The three principal Panavision cameras were used to shoot the WWE star in the fire truck’s driver seat, both from within the vehicle and on its exterior. “We deployed two of our manned cameras inside the vehicle,” explains Boyd. “One could be between the front seats, aimed at John’s profile, another might be behind him, shooting forward through the windshield. The third camera was outside looking in. We put another steering wheel in on the right side so John didn’t actually drive the thing; it all went fast because we were handheld and not spending time switching out rigs.” In fact, their highly efficient machine averaged 86 setups per day, and wrapped nearly a full week early.
Boyd made an effort to subconsciously reinforce the public’s perception of Cena as a WWE champ. “John was a pro, totally up for this crazy schedule, so I tried to include references to the wrestling world. One sequence takes place on the roof of a hospital at night, and we made the helipad there look something like a wrestling ring.” The lighting package for the faux smackdown included tungsten [1200-watt Firestarter bulbs in Par cans and Maxi-Brutes] and daylight [18K, 12K, 4K and 1200 Par HMI] units, with electrical equipment provided by Panavision Dallas and New Orleans-based Available Lighting, Inc. The DP used Kodak Vision 2 500T 5218 throughout. “The higher speed got us a better stop, which helped when pulling focus,” he states. “Plus I like [having] one single grain structure for whole shows, even the green-screen.
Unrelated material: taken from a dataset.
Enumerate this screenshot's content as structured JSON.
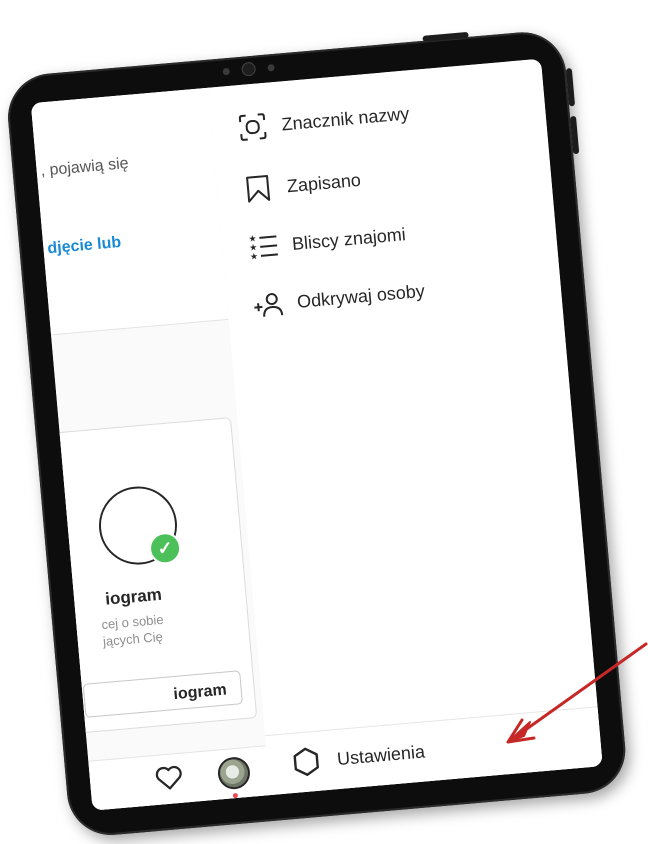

They tried to talk me down from that, but I’ve been around long enough to know that while you need to listen to everything people tell you, in the end you have to make your own choices.”
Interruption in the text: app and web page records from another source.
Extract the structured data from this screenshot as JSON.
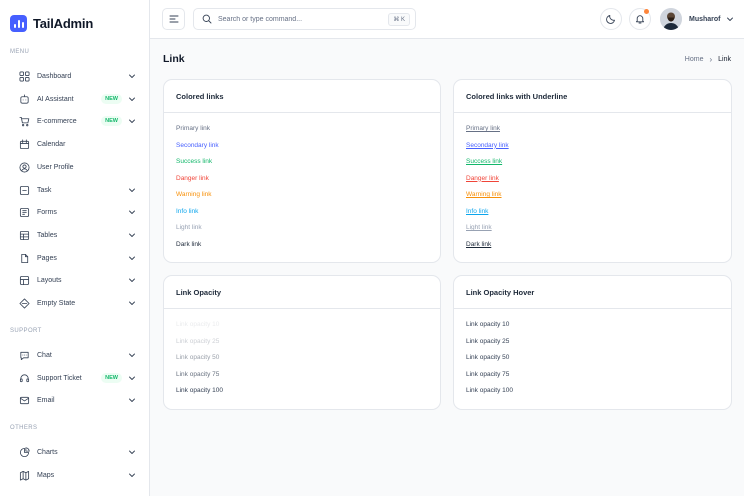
{
  "brand": {
    "name": "TailAdmin"
  },
  "sidebar": {
    "sections": {
      "menu": "MENU",
      "support": "SUPPORT",
      "others": "OTHERS"
    },
    "items": [
      {
        "label": "Dashboard",
        "icon": "grid-icon",
        "badge": "",
        "chevron": true
      },
      {
        "label": "AI Assistant",
        "icon": "ai-icon",
        "badge": "NEW",
        "chevron": true
      },
      {
        "label": "E-commerce",
        "icon": "cart-icon",
        "badge": "NEW",
        "chevron": true
      },
      {
        "label": "Calendar",
        "icon": "calendar-icon",
        "badge": "",
        "chevron": false
      },
      {
        "label": "User Profile",
        "icon": "user-icon",
        "badge": "",
        "chevron": false
      },
      {
        "label": "Task",
        "icon": "task-icon",
        "badge": "",
        "chevron": true
      },
      {
        "label": "Forms",
        "icon": "form-icon",
        "badge": "",
        "chevron": true
      },
      {
        "label": "Tables",
        "icon": "table-icon",
        "badge": "",
        "chevron": true
      },
      {
        "label": "Pages",
        "icon": "pages-icon",
        "badge": "",
        "chevron": true
      },
      {
        "label": "Layouts",
        "icon": "layout-icon",
        "badge": "",
        "chevron": true
      },
      {
        "label": "Empty State",
        "icon": "box-icon",
        "badge": "",
        "chevron": true
      },
      {
        "label": "Chat",
        "icon": "chat-icon",
        "badge": "",
        "chevron": true
      },
      {
        "label": "Support Ticket",
        "icon": "headset-icon",
        "badge": "NEW",
        "chevron": true
      },
      {
        "label": "Email",
        "icon": "mail-icon",
        "badge": "",
        "chevron": true
      },
      {
        "label": "Charts",
        "icon": "pie-chart-icon",
        "badge": "",
        "chevron": true
      },
      {
        "label": "Maps",
        "icon": "map-icon",
        "badge": "",
        "chevron": true
      }
    ]
  },
  "header": {
    "search_placeholder": "Search or type command...",
    "shortcut": "⌘ K",
    "user_name": "Musharof"
  },
  "page": {
    "title": "Link",
    "breadcrumb": {
      "home": "Home",
      "current": "Link"
    }
  },
  "cards": {
    "colored": {
      "title": "Colored links",
      "links": [
        {
          "label": "Primary link",
          "color": "#667085"
        },
        {
          "label": "Secondary link",
          "color": "#465fff"
        },
        {
          "label": "Success link",
          "color": "#12b76a"
        },
        {
          "label": "Danger link",
          "color": "#f04438"
        },
        {
          "label": "Warning link",
          "color": "#f79009"
        },
        {
          "label": "Info link",
          "color": "#0ba5ec"
        },
        {
          "label": "Light link",
          "color": "#98a2b3"
        },
        {
          "label": "Dark link",
          "color": "#1d2939"
        }
      ]
    },
    "underline": {
      "title": "Colored links with Underline",
      "links": [
        {
          "label": "Primary link",
          "color": "#667085"
        },
        {
          "label": "Secondary link",
          "color": "#465fff"
        },
        {
          "label": "Success link",
          "color": "#12b76a"
        },
        {
          "label": "Danger link",
          "color": "#f04438"
        },
        {
          "label": "Warning link",
          "color": "#f79009"
        },
        {
          "label": "Info link",
          "color": "#0ba5ec"
        },
        {
          "label": "Light link",
          "color": "#98a2b3"
        },
        {
          "label": "Dark link",
          "color": "#1d2939"
        }
      ]
    },
    "opacity": {
      "title": "Link Opacity",
      "links": [
        {
          "label": "Link opacity 10",
          "opacity": 0.1
        },
        {
          "label": "Link opacity 25",
          "opacity": 0.25
        },
        {
          "label": "Link opacity 50",
          "opacity": 0.5
        },
        {
          "label": "Link opacity 75",
          "opacity": 0.75
        },
        {
          "label": "Link opacity 100",
          "opacity": 1
        }
      ]
    },
    "opacity_hover": {
      "title": "Link Opacity Hover",
      "links": [
        {
          "label": "Link opacity 10"
        },
        {
          "label": "Link opacity 25"
        },
        {
          "label": "Link opacity 50"
        },
        {
          "label": "Link opacity 75"
        },
        {
          "label": "Link opacity 100"
        }
      ]
    }
  },
  "colors": {
    "accent": "#465fff",
    "notification_dot": "#fd853a",
    "new_badge": "#12b76a"
  }
}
He describes one sequence where production considered spending upward of $200,000 to construct a freight elevator, which Boyd instead found inside a local hotel with a functioning lift. Two-dozen CGI elevator shaft set extensions [provided by Pixel Magic] made the four-story lift appear to be more than twenty stories up. The documentary style shooting complicated tracking of live-action, but also added a level of credibility not always found in big effect cuts. “The elevator scene had a lot of digital embellishments,” Harlin admits, “but we kept it realistic-looking so nobody would notice.”
More digital sleight-of-hand was used for the film’s climax. Pixel Magic’s Raymond McIntyre, Jr. helped design helicopter shots for the green-screen stage. One he developed shows Baxter launching himself out into space over a vertiginous drop from the hospital roof to catch hold of the helicopter’s landing skid. “We had the helicopter hover over the hospital,” McIntyre reveals. “The stunt man jumped [onto the skid] with the safety of the roof and crash pad a few feet below him. In post, we had that portion of the roof removed, [then] composited the side of the building so it appeared he jumped out over a 12-story drop.” McIntyre completed the vista with a city background plate, and facilitated the rest of the scene, which climaxes with the detective plunging safely into a pool before the helicopter explodes.
12 Rounds marks Renny Harlin’s fourth feature with the DI process. “I love it. It is a very essential part of cinematography now – to push highlights and create shadows in post – so you have license to not light everything perfectly.” Cinematographer Boyd worked with colorist Doug Delaney at Post Logic for two weeks. “When I color-timed it, I kept looking for a good spot to take a break and refresh our eyeballs,” the busy DP recalls. “But there was just no dead time, no breathing space. The film plays much like the way we made it, a juggernaut that just can’t be stopped.”